### Task to carry out
Each line that holds the word "placeholder" counts once; give the total for the records below and nothing else.

== Segment start ==

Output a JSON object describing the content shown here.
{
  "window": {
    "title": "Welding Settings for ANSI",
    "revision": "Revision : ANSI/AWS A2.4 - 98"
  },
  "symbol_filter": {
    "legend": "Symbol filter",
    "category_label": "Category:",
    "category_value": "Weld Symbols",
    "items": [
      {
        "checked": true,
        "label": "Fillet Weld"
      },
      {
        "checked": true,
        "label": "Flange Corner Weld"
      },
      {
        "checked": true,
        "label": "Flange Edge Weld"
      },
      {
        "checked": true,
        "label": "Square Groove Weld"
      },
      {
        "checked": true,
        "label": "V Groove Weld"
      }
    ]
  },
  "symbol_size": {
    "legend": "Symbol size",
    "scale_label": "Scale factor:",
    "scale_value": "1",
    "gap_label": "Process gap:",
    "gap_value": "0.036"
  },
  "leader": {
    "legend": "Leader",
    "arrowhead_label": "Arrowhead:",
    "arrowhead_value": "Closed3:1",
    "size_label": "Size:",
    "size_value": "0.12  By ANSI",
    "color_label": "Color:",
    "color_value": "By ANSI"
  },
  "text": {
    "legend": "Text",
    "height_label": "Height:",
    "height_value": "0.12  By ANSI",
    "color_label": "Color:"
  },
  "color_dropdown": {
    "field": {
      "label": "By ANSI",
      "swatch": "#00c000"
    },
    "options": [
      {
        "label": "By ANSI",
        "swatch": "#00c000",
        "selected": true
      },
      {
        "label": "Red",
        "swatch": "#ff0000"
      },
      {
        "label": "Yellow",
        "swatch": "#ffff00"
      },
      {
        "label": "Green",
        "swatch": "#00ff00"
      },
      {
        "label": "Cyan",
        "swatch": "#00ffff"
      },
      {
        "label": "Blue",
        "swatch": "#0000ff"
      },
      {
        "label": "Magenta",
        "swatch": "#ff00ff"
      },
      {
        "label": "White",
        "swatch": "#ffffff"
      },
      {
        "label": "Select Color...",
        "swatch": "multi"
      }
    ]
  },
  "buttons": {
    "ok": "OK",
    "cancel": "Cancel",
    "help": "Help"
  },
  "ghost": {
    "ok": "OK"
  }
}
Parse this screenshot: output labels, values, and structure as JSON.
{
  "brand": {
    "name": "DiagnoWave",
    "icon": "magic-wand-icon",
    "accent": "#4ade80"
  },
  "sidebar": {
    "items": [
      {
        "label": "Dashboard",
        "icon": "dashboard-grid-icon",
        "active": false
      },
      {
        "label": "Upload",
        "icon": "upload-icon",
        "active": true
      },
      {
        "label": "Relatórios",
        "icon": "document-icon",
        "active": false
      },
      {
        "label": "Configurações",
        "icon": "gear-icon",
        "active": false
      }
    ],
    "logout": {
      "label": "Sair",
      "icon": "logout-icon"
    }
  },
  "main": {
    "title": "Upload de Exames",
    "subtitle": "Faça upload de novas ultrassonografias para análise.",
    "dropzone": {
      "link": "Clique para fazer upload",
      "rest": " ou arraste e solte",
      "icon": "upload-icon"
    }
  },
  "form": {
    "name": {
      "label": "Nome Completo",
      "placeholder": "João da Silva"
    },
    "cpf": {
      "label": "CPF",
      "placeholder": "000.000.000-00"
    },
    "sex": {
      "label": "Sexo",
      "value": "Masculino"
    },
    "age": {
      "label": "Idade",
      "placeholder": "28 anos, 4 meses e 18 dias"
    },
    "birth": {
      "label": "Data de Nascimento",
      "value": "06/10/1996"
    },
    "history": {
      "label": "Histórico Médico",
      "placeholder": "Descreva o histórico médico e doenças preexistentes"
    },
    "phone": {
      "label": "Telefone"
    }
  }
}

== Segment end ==

### Result of the task
4